Furthermore, the design must ensure the end products meet regulatory standards for approval. In fact, this new dynamic approach to asset creation requires new ways of working with MLR review in which individual finished assets are replaced by a design template and content matrix. This requires a close partnership between marketing and MLR stakeholders, and benefits from a client champion to help facilitate the change.
Steps 4 & 5: Dynamically execute, distribute, measure, and optimize.
In the final stages of development, these dynamic, modular assets are then produced and distributed with equally dynamic technology. At Publicis Production, we have a global team trained on a wide variety of tools that enable the highest level of scalable, dynamic production and distribution regardless of the medium.
According to our Global Production Strategic Operations Lead, Stephanie Mylam, “Scalability of personalization is only really possible when assets are built on platforms that automate versioning and asset optimization in real time. We’re excited to be leading the industry in proprietary tools and partnerships to deliver this kind of forward thinking innovation.”

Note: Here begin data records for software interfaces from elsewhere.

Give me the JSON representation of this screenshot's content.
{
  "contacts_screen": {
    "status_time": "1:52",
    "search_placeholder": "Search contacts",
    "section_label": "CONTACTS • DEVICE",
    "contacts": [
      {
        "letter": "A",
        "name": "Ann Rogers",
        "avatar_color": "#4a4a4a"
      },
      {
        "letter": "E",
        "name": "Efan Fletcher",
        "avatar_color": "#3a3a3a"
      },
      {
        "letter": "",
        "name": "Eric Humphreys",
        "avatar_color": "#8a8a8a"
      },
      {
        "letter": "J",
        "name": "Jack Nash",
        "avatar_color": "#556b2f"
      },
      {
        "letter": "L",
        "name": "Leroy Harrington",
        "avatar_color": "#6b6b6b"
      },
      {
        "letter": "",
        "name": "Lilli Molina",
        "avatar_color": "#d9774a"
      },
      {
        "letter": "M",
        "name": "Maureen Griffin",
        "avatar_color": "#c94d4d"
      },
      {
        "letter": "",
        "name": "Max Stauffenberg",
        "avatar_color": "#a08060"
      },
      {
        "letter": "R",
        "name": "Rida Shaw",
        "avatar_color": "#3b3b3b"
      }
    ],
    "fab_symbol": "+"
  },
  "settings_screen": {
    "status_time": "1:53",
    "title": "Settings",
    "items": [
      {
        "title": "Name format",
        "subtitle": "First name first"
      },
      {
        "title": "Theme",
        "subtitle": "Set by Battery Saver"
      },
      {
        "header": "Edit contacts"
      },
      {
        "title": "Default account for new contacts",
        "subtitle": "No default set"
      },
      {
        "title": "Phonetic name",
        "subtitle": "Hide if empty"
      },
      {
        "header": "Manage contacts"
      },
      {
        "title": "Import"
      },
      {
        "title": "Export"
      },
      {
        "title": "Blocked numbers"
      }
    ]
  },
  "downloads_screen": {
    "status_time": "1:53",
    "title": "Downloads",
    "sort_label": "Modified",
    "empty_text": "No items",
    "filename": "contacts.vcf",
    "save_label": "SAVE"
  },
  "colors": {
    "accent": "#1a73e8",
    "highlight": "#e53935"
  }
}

When assets exist in these dynamic forms, it’s also easy to add real-time measurement and optimization to every campaign. Not to mention incorporating contextual responsiveness to every creative execution.
Getting more personal doesn’t have to feel uncomfortable.
I can’t imagine a brand marketer who wouldn’t want their communications to feel as relevant as possible to each and every individual they reach. The benefits in terms of media performance and brand growth are clear. But admittedly, a change in thinking around campaign design– from fixed assets to dynamic platform ideas– might take some getting used to. Nevertheless, once you understand that the process you already follow doesn’t change, just the deliverables and creative approach at each step, you can start to map out your brand’s journey to more relevant and successful campaigns ahead.